[Task brief]: Copies of all lines containing the string "this" are needed from the data below.
Data extracts START
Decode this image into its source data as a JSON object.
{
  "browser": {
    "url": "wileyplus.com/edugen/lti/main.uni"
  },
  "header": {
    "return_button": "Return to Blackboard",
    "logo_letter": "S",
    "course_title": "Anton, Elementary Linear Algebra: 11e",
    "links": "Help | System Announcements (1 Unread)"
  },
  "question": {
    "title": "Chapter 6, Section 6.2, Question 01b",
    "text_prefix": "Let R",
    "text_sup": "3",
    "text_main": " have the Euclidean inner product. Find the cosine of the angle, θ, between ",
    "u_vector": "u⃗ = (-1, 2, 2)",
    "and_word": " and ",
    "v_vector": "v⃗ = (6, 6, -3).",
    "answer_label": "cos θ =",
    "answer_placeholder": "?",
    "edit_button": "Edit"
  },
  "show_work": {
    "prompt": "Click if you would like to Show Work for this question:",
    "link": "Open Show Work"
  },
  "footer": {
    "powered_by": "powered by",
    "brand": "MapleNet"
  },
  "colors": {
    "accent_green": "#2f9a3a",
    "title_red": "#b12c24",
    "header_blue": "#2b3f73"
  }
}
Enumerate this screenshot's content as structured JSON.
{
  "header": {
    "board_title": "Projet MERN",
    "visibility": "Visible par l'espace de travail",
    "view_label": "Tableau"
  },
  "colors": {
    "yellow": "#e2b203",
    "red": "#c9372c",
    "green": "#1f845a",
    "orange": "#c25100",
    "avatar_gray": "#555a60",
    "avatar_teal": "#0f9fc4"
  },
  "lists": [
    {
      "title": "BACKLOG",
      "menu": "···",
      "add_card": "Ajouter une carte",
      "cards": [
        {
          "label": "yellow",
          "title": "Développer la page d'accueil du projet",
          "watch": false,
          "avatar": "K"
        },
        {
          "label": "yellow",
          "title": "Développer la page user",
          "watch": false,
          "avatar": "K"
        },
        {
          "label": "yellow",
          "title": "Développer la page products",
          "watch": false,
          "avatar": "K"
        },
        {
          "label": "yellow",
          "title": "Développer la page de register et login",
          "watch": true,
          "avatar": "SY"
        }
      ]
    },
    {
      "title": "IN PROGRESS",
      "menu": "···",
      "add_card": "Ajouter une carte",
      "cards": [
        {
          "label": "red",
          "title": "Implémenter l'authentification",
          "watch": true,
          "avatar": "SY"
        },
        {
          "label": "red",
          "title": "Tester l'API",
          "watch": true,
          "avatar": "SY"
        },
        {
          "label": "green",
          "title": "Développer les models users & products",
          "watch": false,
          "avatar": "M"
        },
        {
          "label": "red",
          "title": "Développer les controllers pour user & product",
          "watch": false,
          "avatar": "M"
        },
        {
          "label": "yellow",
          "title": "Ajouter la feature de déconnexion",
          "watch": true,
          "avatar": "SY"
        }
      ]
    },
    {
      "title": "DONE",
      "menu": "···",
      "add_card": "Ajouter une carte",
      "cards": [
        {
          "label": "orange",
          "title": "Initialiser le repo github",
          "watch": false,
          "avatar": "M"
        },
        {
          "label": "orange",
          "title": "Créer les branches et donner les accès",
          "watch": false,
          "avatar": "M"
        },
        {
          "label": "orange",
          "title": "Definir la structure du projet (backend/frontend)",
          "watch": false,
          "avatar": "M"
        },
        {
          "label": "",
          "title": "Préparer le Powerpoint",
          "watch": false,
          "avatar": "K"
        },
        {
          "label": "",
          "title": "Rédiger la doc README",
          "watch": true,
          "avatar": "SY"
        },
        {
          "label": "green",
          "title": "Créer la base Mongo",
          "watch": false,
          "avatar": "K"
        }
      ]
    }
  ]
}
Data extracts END
[Task output]:
Decode this image into its source data as a JSON object.
    "prompt": "Click if you would like to Show Work for this question:",
Enumerate this screenshot's content as structured JSON.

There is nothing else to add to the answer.